Shares of Leidos Holdings (NYSE:LDOS) traded up nearly 10% on Tuesday after the government services company reported better-than-expected fourth-quarter results. Leidos shares are now up more than 25% year to date, and the company remains optimistic about growth.

So what

Before markets opened Tuesday, Leidos reported fourth-quarter earnings of $1.51 per share on revenue of $2.95 billion, easily surpassing analyst expectations for $1.34 per share on sales of $2.84 billion. Operating income for the quarter was up 38% year over year to $261 million, and operating margin increased by 170 basis points to 8.8%.

Leidos' logo on the front of a building.

Image source: Leidos Holdings.

Net bookings totaled $3 billion in the fourth quarter and $14.5 billion for the year, with more-lucrative intelligence awards accounting for $1.2 billion of the quarterly total.

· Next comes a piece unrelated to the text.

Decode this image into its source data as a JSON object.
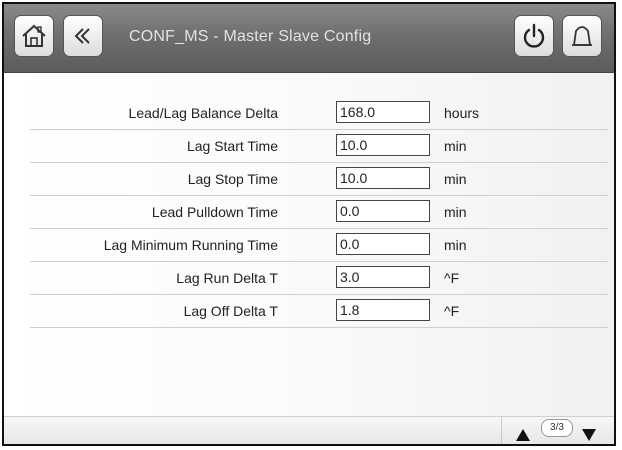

"Our growth and execution momentum accelerated throughout 2019 and has continued into 2020," CEO Roger Krone said in a statement. "I am confident that we are growing the company with the right talent, the right capabilities and the right strategy to continue to drive value for our customers, employees and shareholders."

Now what

Leidos has gotten off to a great start in 2020, winning a $7.73 billion contract earlier this month to modernize and maintain computer networks for the U.S. Navy and Marine Corps. The company has also announced two large acquisitions in recent months that should diversify its revenue and increase its scale.

Leidos forecast 2020 EPS of $5.30 to $5.65 on revenue between $12.6 billion and $13 billion, compared with analyst expectations for $5.52 per share in earnings on revenue of $12.02 billion. Even after accounting for acquisitions, that is still solid 6% to 8% organic sales growth. Forecast cash flow from operations, at $1 billion, was about $100 million ahead of expectations.

Shares now trade at 1.68 times sales and 22.5 times forward earnings, at the high end of the range for government services companies. Leidos, with its strong and growing portfolio, can justify trading at a premium to most of its rivals, and over time should grow into its valuation. But in the near term, it might be tough for the shares to keep surging at their current pace.

This article represents the opinion of the writer, who may disagree with the “official” recommendation position of a Motley Fool premium advisory service. We’re motley! Questioning an investing thesis -- even one of our own -- helps us all think critically about investing and make decisions that help us become smarter, happier, and richer.